The Sega Dreamcast was the last console to be released by the company, following over a decade of being the main competitor to Nintendo throughout the 1990s. But, in the end, they weren’t able to compete with both Nintendo and Sony and decided to bow out of the console market and focus solely on developing games. The Dreamcast was a great system to call their last, with it being the most powerful console at the time and it featured a very impressive library of games. Here are the top 10 best Sega Dreamcast games of all time.
10. Tony Hawk’s Pro Skater 2
The Dreamcast version of Tony Hawk’s Pro Skater 2 was developed by Treyarch, the same company that would go on to be a main developer of the Call of Duty series with the Black Ops games. Because of the increased power of the Dreamcast, it features smoother textures and higher-quality animation than the PlayStation version. This version of the game scored an impressive 97/100 on Metacritic, although it was one point lower than the PS1 version which scored 98.
9. Sega GT
Sega has always been known for its impressive racing entries, and Sega GT was designed to be a competitor to Sony’s Gran Turismo series. Despite a positive reception from critics, sales of the game were fairly low and the game failed to gain the same traction as Gran Turismo. Following Sega leaving the console market they would go on to continue the series on the original Xbox with Sega GT 2002.
8. Phantasy Star Online
Phantasy Star Online was one of the first online MMORPGs on console, with the servers remaining active until 2010. Online gaming was gaining traction throughout the 90s in the west but had failed to take off in Japan due to high internet costs. To try and make the game a flagship title for Sega, the company’s CEO Isao Okawa personally paid for free internet access for Japanese Dreamcast consoles.
7. Street Fighter III: 3rd Strike
The pinnacle of competitive Street Fighter, Third Strike is the third and final game released under the Street Fighter 3 name. Third Strike features much smoother gameplay than Street Fighter 2 and includes more updated mechanics such as parrying moves, combos, and multiple super moves. While not the most popular game when it was released, largely due to being a 2D fighter in a 3D era, the game became the go-to game for eSports players and was the game that helped produce the iconic Evo Moment 37 which you can check out below.
6. The House Of The Dead 2
If you go to any arcade there is a good chance that you will still see a The House Of The Dead cabinet. The second entry in the series was the most popular, with it releasing on the Dreamcast in 1999 following a successful arcade release a year prior.
5. Jet Set Radio
Jet Set Radio is a fairly unique game, with players traversing the map using inline skates while spraying graffiti and evading law enforcement. It is one of those games that on paper doesn’t sound like the most exciting, but once you play it you understand why it is so great.
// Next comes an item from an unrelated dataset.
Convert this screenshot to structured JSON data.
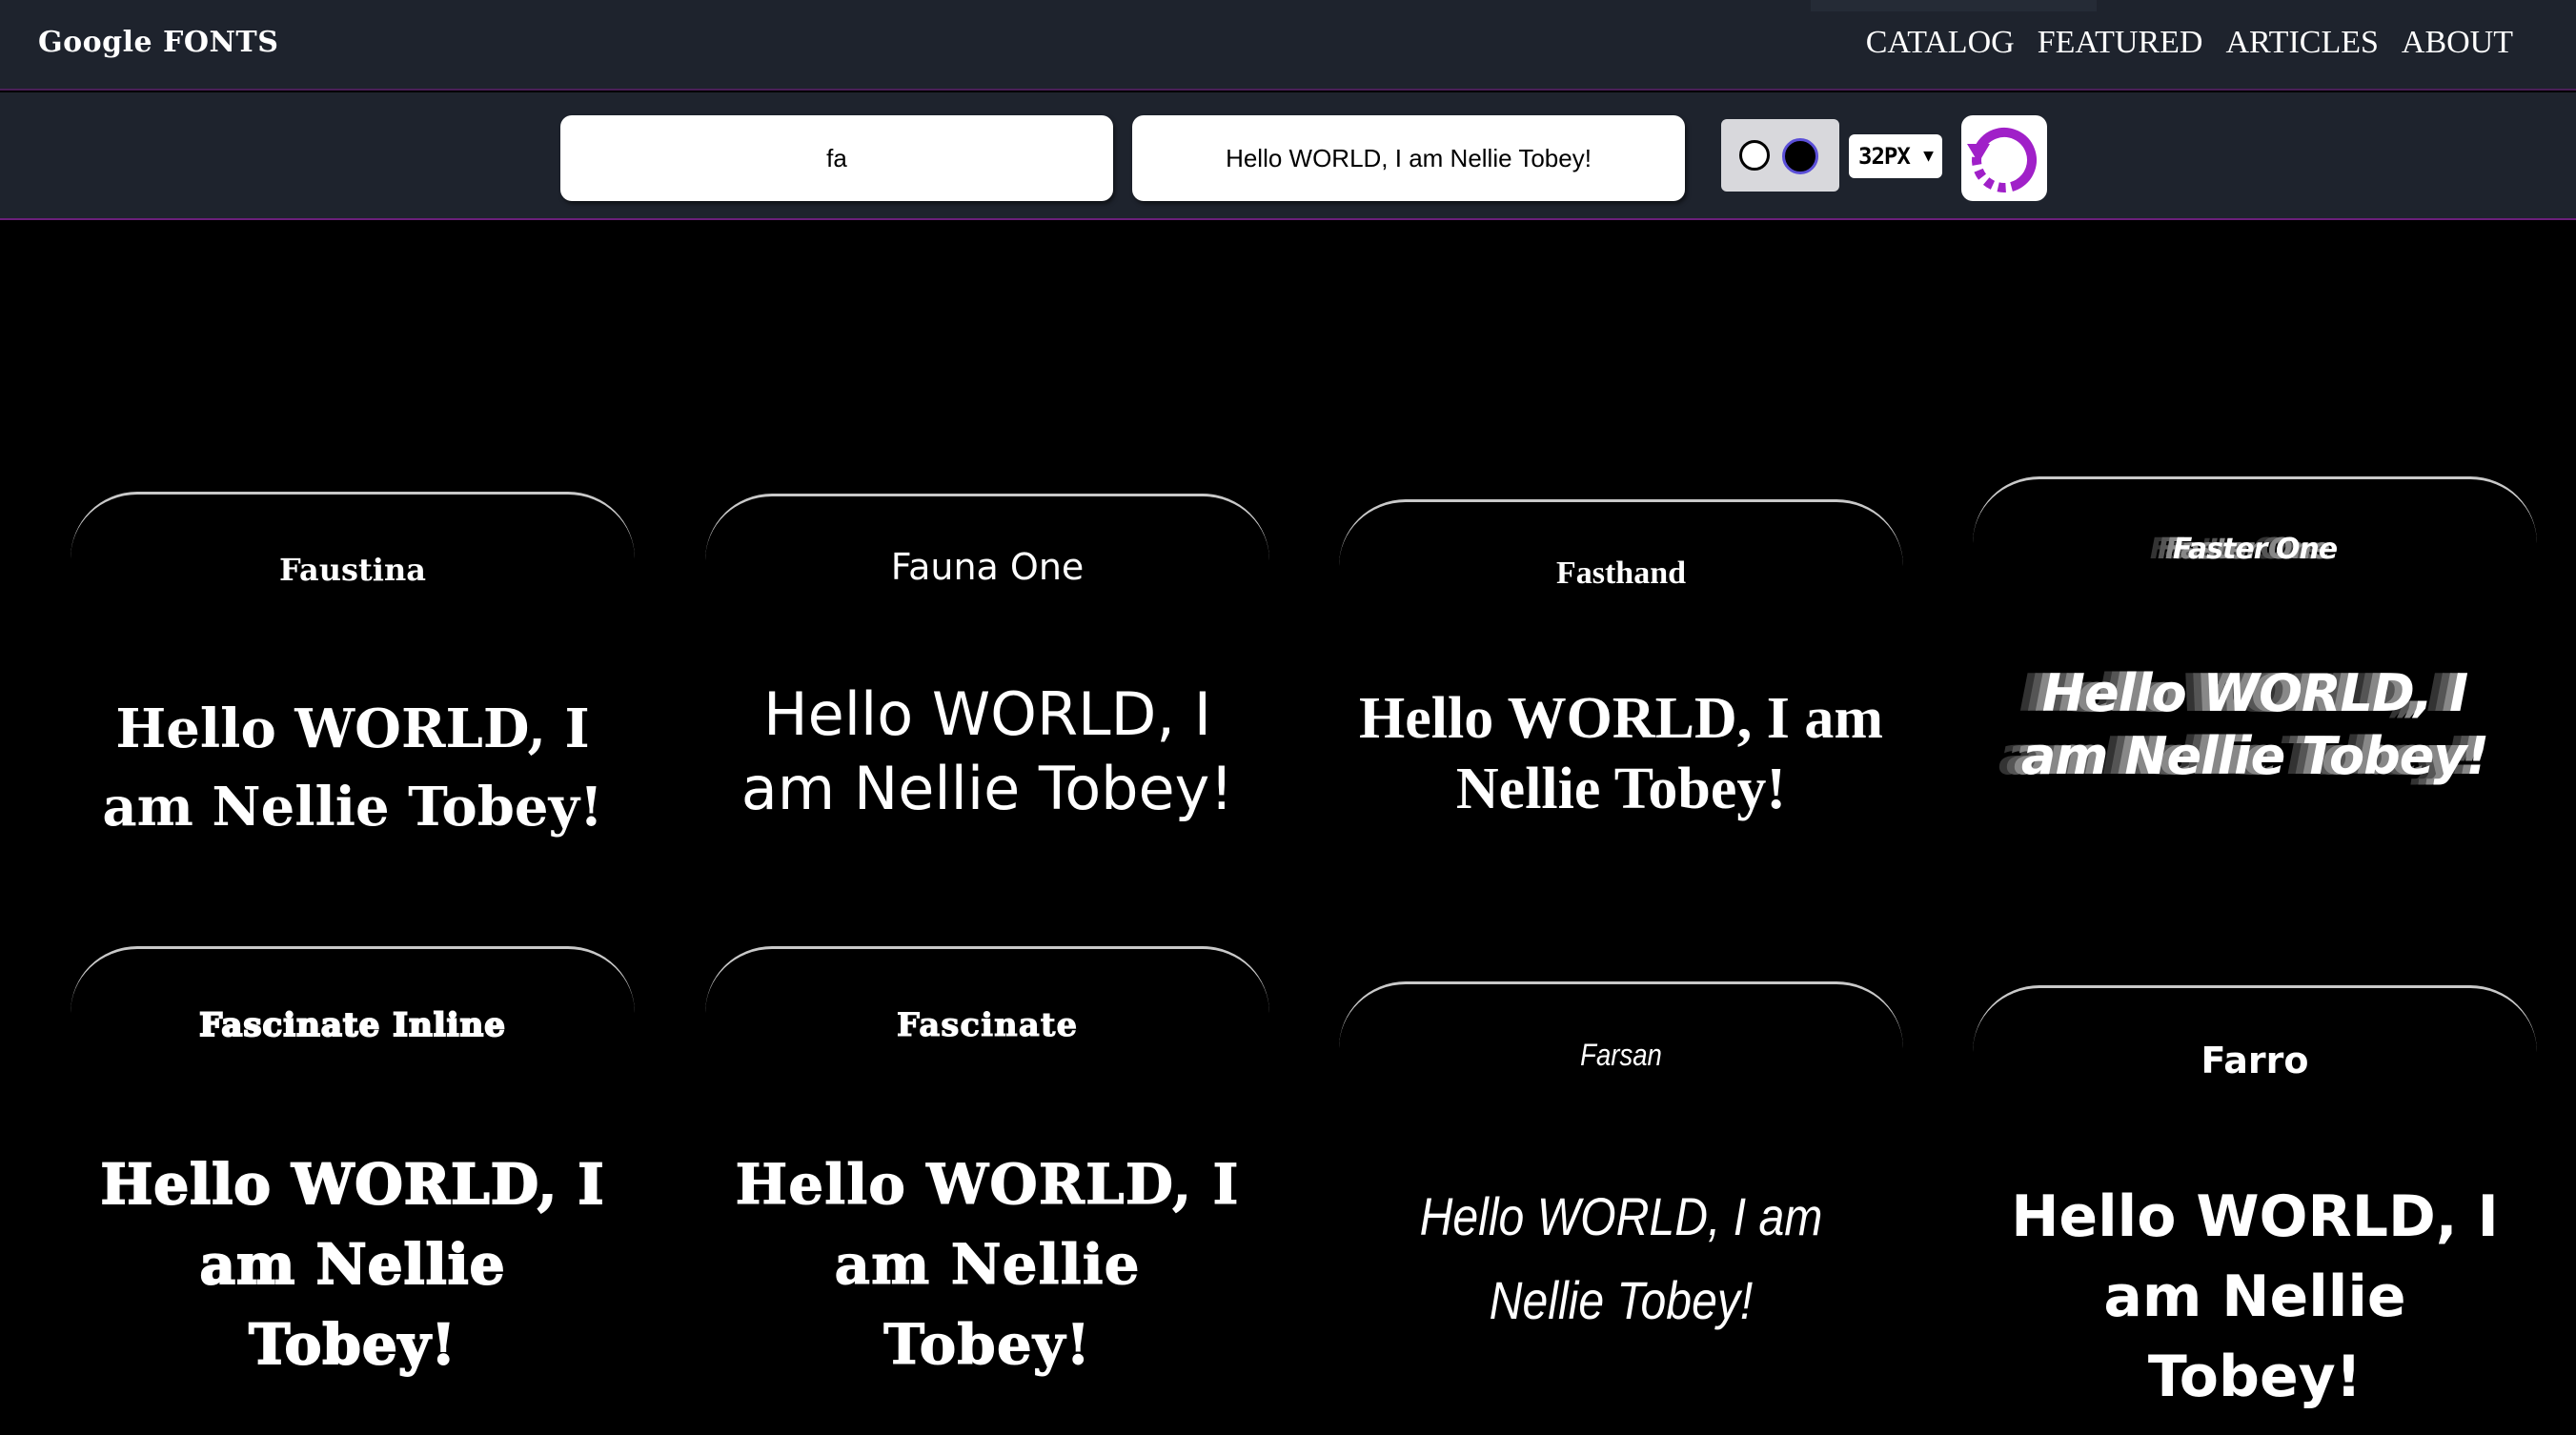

4. Sonic Adventure
Sonic Adventure saw Sega’s mascot receive his first 3D game in 1998, after being a 2D series up until that point. While not as good as Nintendo’s 3D offerings such as Super Mario 64, although that is entirely subjective, it is still a fantastic game and one of the highlights of the 3D Sonic series.
Released exclusively on the Dreamcast in 1999, SoulCalibur is one of the greatest fighting games of all time, with the game being the sequel to Soul Edge while also setting the new standard for the series’ naming. SoulCalibur is the fifth highest-scoring game of all time on Metacritic, which should give you an idea of how good the game is. The series has gone on to become one of the most popular fighting series, with new games still being released today.
2. Resident Evil: Code Veronica
Resident Evil: Code Veronica was originally released as a Dreamcast exclusive, but it did see a port to the PS2 and other platforms later on. The game is often seen as the true Resident Evil 3, with Capcom quickly putting together what we know as Resident Evil 3 in under a year so they could get out of their exclusivity deal with Sony. Code Veronica follows on from the events of Resident Evil 2, with Claire Redfield heading to Europe to search for her brother Chris. Both Redfield siblings are controlled in the game, and it also finally reveals the fate of Wesker following the events of the first game in the series.
Shenmue set a lot of standards in gaming and doesn’t often get the recognition it deserves. The game was one of the first to introduce Quick Time Events, as well as a day-and-night system, which was unprecedented for the time, variable weather effects, NPCs with daily schedules, and various minigames, something that wasn’t seen in video games at the time. Shenmue would ultimately flop despite widespread critical acclaim, with it failing to recoup development costs.